Iâ€™m going to go over 5 of the best practices when creating CTAâ€™s so that when a potential client visits your website, they feel the same level of pull to obey.
When placing your CTA on a page, youâ€™ll want it to show up right as your audience lands on your website. The best way to do this is right at the top of the page. People donâ€™t like having to scroll down to see what to do, as they feel theyâ€™re wasting time.
Your CTA copy has to be persuasive! Letâ€™s say, for example, that youâ€™re on a website and immediately youâ€™re faced with information about the company, followed by a button that simply says “Click.” Sure, you know what they want you to do, but why should I click? Now, imagine the button says “Click here now to sign up,” or “Try now for free.” Youâ€™re much more likely to click on these latter buttons, as they give clear direction and persuasive verbiage. Without words like “Now,” or “Right away,” it seems as though your information isnâ€™t very important.
Now, there is another pitfall here. When creating your CTA, itâ€™s easy to put way too much information in it. Thatâ€™s what the rest of the website is for! Try to keep your button copy down to a clear, concise minimum.

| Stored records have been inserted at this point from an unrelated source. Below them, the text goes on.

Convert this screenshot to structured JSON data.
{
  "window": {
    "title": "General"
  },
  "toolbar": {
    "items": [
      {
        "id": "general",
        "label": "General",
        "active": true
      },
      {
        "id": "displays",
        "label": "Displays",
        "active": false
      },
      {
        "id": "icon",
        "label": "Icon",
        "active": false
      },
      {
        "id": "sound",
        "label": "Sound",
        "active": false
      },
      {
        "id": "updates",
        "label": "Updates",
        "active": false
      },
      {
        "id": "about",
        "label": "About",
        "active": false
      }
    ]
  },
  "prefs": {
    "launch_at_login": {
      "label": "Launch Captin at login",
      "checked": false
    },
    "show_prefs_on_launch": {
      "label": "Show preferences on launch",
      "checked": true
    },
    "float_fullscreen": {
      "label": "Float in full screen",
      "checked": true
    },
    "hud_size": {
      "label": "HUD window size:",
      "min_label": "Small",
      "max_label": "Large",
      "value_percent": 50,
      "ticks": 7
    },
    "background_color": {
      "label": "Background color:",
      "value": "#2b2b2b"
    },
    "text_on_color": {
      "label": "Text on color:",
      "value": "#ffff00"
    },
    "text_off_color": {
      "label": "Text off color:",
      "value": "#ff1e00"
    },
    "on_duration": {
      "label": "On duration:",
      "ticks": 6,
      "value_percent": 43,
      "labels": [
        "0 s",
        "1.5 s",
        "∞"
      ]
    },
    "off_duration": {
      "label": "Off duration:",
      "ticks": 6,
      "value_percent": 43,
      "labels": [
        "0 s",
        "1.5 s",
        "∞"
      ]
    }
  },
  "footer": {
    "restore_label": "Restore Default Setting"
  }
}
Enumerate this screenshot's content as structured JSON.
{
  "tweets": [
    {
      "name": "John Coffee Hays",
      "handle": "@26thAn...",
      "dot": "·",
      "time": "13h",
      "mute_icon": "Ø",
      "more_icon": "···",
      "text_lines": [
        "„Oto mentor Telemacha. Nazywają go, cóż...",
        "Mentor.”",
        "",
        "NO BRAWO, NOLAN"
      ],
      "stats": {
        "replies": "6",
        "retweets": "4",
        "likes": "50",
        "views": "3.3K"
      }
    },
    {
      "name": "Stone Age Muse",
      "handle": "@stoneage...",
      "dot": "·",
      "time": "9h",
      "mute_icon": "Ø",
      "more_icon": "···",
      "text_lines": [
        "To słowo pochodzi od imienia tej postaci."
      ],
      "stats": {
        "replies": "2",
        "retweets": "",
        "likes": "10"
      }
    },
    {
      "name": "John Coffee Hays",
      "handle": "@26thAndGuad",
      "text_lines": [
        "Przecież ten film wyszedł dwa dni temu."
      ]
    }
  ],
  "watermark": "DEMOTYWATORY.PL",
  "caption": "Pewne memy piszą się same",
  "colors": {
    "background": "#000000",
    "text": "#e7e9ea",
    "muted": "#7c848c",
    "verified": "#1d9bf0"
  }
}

One of the main goals of your CTAâ€™s is to stand out. Without standing out, potential clients wonâ€™t know what to do with your site! With this category, I think showing visual examples speaks louder than words.
If your CTA is aiming at getting the customer to sign up for your main service, it should be at the first page a customer will view on your website. This will generally be your home page or landing page. As with Placement, customers donâ€™t want to have to click through 2 or 3 pages before getting to where they need to go.
Keep it simple! The more you add to your CTA, the more the audience will be distracted from the main purpose. A great way to do this is either an image or color with a small amount of text, and then finally the clickable object to get them to sign up. Hereâ€™s a great example of a simple CTA:
There you have it! 5 important practices to keep customers clicking on your CTAâ€™s. If you follow these guides, you should see a noticeable improvement in your conversions.
Note: if youâ€™re designing your own CTAâ€™s, itâ€™s always good to look around to see what the current design practices are so that youâ€™re not left with an outdated design.